The second panel outlined various policy and incentive options for residential wood heat. The Alliance for Green Heat’s Tatiana Butler both moderated and discussed their newly released 130 page policy toolkit on Transforming Wood Heat in America. Scott Nichols of Tarm USA began the discussion by comparing the US’s progress on promoting wood heat as a valuable energy solution with the great advancements Europe has made. Steve Nadel from the American Council for an Energy Efficient Economy discussed how incentives can act to drive the market towards the most efficient appliances. Finally Chris Rice from the Maryland Energy Administration gave a real life example of how Maryland has tried to integrate wood heat into their renewable energy policies. Ed Cesa concluded the symposium with a discussion of the valuable educational work the Wood Education and Resource Center performs and finances.

Stakeholders who attended included representatives from the Forest Service, EPA, state energy offices, the EIA, environmental groups, non-profits, the Congressional Research Service and many wood heat related businesses. There was concern expressed over how we would know when the nation would hit the point of unsustainable harvest. While that point is far in the future, attendees felt it was important to consider when growing the use of woody biomass while other uses of it may grow quickly as well. Other discussion centered on how low-income families would be affected by tightening emission standards and the difficulties invasive species such as the Emerald Ash Bore, pose to the firewood industry.

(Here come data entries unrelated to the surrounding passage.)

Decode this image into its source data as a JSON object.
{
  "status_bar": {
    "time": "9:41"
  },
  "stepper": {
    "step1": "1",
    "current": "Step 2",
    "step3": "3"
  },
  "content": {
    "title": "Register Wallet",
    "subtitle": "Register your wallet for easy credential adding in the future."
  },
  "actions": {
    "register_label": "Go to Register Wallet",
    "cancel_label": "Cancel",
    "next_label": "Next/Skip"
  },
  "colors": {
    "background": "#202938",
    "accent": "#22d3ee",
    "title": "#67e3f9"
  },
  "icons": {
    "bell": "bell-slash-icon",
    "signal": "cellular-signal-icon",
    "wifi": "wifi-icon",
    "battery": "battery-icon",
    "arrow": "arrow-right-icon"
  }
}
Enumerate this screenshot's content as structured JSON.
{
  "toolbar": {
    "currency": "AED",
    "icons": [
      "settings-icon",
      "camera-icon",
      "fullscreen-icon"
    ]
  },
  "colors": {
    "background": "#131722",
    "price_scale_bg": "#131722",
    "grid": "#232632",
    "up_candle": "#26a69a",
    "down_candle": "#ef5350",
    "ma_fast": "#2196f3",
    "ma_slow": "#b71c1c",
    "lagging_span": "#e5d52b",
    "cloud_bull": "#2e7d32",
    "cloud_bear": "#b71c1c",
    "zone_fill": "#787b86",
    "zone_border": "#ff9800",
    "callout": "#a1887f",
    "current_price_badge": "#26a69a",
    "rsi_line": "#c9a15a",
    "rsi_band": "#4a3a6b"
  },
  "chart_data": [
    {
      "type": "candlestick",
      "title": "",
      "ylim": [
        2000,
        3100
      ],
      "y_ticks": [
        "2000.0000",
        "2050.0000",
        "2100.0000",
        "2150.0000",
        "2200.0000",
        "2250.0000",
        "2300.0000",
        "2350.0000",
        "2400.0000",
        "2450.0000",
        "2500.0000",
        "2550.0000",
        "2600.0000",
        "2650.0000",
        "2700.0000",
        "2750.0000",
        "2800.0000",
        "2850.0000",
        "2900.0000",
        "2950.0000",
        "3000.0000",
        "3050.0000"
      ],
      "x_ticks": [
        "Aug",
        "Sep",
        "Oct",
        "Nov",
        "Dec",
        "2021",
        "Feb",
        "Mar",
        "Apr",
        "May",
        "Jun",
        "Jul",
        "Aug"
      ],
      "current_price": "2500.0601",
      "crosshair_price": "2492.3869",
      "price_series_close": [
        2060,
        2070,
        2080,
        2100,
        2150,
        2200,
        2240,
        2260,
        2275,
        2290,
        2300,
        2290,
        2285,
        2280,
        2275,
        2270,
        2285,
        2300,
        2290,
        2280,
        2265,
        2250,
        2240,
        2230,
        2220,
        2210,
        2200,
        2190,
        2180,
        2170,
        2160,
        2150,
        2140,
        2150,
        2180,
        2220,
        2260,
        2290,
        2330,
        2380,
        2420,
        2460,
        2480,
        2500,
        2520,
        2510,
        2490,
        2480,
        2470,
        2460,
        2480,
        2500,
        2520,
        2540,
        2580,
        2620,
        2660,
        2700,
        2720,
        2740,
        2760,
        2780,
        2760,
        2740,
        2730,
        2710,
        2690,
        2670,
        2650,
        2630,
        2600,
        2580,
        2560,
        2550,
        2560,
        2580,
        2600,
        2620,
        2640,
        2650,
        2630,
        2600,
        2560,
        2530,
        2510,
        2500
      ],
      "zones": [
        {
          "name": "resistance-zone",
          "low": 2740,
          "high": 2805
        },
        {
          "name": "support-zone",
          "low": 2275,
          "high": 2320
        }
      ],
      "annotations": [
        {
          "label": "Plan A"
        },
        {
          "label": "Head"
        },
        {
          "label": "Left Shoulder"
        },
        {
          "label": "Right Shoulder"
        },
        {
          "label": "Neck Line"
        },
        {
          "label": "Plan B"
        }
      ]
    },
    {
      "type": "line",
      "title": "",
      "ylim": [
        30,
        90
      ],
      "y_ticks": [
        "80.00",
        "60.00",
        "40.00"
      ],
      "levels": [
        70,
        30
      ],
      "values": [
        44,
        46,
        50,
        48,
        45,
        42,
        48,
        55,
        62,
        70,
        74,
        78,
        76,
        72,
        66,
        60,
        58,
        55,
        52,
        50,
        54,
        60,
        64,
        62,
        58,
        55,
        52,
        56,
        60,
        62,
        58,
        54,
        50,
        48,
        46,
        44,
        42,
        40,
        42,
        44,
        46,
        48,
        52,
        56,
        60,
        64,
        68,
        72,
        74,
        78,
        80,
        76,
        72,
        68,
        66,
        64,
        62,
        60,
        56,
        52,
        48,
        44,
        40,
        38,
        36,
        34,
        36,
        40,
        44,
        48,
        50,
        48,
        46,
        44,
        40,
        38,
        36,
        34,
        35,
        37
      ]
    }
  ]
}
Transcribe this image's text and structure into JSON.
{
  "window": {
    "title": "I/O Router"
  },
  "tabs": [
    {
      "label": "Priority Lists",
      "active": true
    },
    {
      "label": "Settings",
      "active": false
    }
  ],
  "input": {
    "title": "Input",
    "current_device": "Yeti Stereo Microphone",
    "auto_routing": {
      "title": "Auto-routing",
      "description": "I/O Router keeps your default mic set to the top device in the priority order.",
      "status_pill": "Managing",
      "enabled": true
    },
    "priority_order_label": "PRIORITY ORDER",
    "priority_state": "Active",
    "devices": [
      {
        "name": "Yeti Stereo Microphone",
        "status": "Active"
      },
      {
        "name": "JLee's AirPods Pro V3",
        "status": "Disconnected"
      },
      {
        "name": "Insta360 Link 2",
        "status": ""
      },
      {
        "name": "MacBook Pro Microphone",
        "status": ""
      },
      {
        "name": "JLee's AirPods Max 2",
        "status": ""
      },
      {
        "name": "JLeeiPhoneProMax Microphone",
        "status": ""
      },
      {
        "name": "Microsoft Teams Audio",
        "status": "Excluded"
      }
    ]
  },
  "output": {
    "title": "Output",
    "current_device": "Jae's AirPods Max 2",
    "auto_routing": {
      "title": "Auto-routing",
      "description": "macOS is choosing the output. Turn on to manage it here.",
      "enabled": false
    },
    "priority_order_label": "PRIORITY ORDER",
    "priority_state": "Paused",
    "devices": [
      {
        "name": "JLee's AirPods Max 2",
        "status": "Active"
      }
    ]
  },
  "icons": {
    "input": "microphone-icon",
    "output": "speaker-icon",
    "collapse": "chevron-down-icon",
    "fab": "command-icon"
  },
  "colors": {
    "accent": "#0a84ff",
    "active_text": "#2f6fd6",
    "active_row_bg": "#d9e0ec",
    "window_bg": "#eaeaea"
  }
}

The Alliance for Green Heat wishes to express its thanks to everyone who participated and contributed to a valuable and ongoing discussion, and especially to the Wood Education and Resource Center, and the Forest Service headquarters. For copies of the power point presentations, click here.